White privilege permeates every part of our society, and children’s media is certainly not immune from this affliction. “Data collected by the Cooperative Children’s Book Center indicates that from 2008-2012 only 10% of children’s books published were about people of color despite the fact that 37% of the U.S. population are people of color. That means that 90% of all children’s book published in the United States feature white characters or animals” (Kysia 2014). This lack of representation is not a recent phenomenon, and one that has been spoken of since at least 1965, given Nancy Larrick’s work from that year titled, “The All-White World of Children’s Books”, it is not difficult to see this issue has a long history, and that it continues to plague the industry today. This is also not only a problem in the United States, but everywhere white privilege holds sway. For example, from Ambelin Kwaymullina, an Aboriginal writer from the Palyku people of Australia: “What is to happen to us now, if we cannot find ourselves in stories? What is to happen to all the marginalised peoples of the earth? In the words of Honduran-Puerto Rican author Vanessa Martir: ‘When you don’t learn the history of your people and don’t read their literature, when all you read and learn is white and Western and male, and so very different from anything you’ve ever known and loved, you inevitably begin to believe that you are less…’” (Kwaymullina 2015). While there has been some progress in bringing children of color and native children onto the pages of books in recent years, as seen in the images below reflecting the CCBC’s findings in 2012 and 2015, it is clear that white children are afforded more “mirrors” on the page than children of color.

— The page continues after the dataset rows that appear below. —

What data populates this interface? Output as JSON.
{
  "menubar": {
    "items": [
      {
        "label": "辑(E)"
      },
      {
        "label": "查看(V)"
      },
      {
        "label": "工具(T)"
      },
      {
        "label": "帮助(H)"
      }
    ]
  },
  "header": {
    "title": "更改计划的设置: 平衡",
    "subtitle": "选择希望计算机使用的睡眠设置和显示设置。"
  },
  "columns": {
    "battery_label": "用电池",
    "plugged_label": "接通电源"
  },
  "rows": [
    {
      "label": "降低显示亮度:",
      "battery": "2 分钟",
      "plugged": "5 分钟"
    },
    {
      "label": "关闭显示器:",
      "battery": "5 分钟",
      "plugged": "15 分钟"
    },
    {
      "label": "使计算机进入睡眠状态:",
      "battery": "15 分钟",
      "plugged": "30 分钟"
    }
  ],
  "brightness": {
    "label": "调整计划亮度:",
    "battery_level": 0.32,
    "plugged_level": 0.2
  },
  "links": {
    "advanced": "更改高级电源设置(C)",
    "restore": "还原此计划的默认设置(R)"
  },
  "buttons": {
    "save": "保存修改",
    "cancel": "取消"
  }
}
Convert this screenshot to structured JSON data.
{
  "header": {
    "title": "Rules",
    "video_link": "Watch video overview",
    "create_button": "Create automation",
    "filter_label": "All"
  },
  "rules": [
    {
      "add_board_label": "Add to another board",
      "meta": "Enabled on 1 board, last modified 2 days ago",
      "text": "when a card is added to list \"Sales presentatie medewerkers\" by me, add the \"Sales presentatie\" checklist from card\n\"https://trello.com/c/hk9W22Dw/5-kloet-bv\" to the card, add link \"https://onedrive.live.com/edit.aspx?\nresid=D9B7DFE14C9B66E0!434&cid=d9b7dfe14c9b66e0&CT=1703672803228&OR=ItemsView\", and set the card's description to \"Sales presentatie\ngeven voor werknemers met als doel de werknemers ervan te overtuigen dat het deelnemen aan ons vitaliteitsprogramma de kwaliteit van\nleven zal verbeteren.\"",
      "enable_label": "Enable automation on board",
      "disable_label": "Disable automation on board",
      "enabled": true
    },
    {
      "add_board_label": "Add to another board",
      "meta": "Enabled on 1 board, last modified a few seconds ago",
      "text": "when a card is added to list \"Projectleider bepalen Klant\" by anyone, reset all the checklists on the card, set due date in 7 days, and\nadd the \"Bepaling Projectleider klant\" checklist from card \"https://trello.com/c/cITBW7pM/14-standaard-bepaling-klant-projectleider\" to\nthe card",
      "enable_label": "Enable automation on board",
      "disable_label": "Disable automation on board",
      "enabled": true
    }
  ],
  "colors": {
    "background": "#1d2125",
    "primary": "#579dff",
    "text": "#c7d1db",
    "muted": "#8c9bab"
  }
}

The “windows and mirrors” theory has been summarized by many authors and researchers, and essentially states, “with access to mirror texts, students are able to see that their narrative matters, and with access to window texts, students learn to understand and appreciate the narratives of others” (Everett n.d.). White privilege in the form of sheer numbers has skewed the number of mirrors and windows available to children, but these numbers alone are not the only example of white privilege in children’s media.
In addition to counting the number of books published about children of color, the CCBC also records the number of books published by people of color. Here one can also find a troubling effect of white privilege: many of the books published ABOUT children of color are not created BY people of color. Following is a break down from Lee & Low books, the largest multicultural children’s book publisher in the country, regarding the disparity between books about and by people of color:
In discussing these figures, the author states, “It’s disconcerting that more than half the books about people of color were created by cultural outsiders. Realistically, these numbers likely mean that there are more white creators speaking for people of color than people of color speaking for themselves. This problem may stem from a long history in which people of color have been overlooked to tell their own stories in favor of white voices” (Ehrlich, 2015). In addition to showing a preference for white authors and illustrators, this also calls into question the “quality and cultural authenticity” of these titles. “Who is checking to make sure diverse books are culturally accurate and do not reinforce stereotypes? Are cultural consultants being routinely employed to check for accuracy?” (Ehrlich, 2015), these questions and more are needed to ensure that titles that are published don’t contribute further to white privilege by allowing white voices to replicate negative images. While there has been an increase in the number of “sensitivity readers” checking these titles for the quality and authenticity of their representation (Fallon, 2017), the very fact that it is easier for white authors to be published than authors of color alone is an example of white privilege in the children’s publishing industry.
Further, white privilege can be seen in which books are nominated for and win the prestigious children’s literary awards, such as the Caldecott in the United States or the Carnegie in the United Kingdom. Winning a Caldecott award, for example, gives a book staying power on shelves, keeping it in circulation and thus in the hands of children for many years beyond its initial publication. However, the characters in Caldecott books are overwhelmingly white, as can be seen in the image below from Angela Moffett’s 2016 work “Exploring Racial Diversity in Caldecott Medal-Winning and Honor Books”:
Beyond simply the racial makeup of the titles, most that feature people of color or native peoples “present them as historical or fantastical, are folk or fairytales, or take places in countries other than the United States” and thus these titles “do not provide a mirror of a child’s own world but serve only as a window even when the protagonist is of the same race” (Moffett, 2016, p. 79-80). While the Caldecott has attempted to diversify in recent years, and other awards such as the Coretta Scott King award and the Pura Belpré award have been established to address this issue, it is still very much a problem today. The 2016 Carnegie medal longlist featured no authors of color “despite strong showings by writers of colour in every other major children’s book prize this year” (Kean 2017). While this did prompt a major backlash amongst authors, it is yet another example of the ways in which white privilege continues to permeate children’s literature.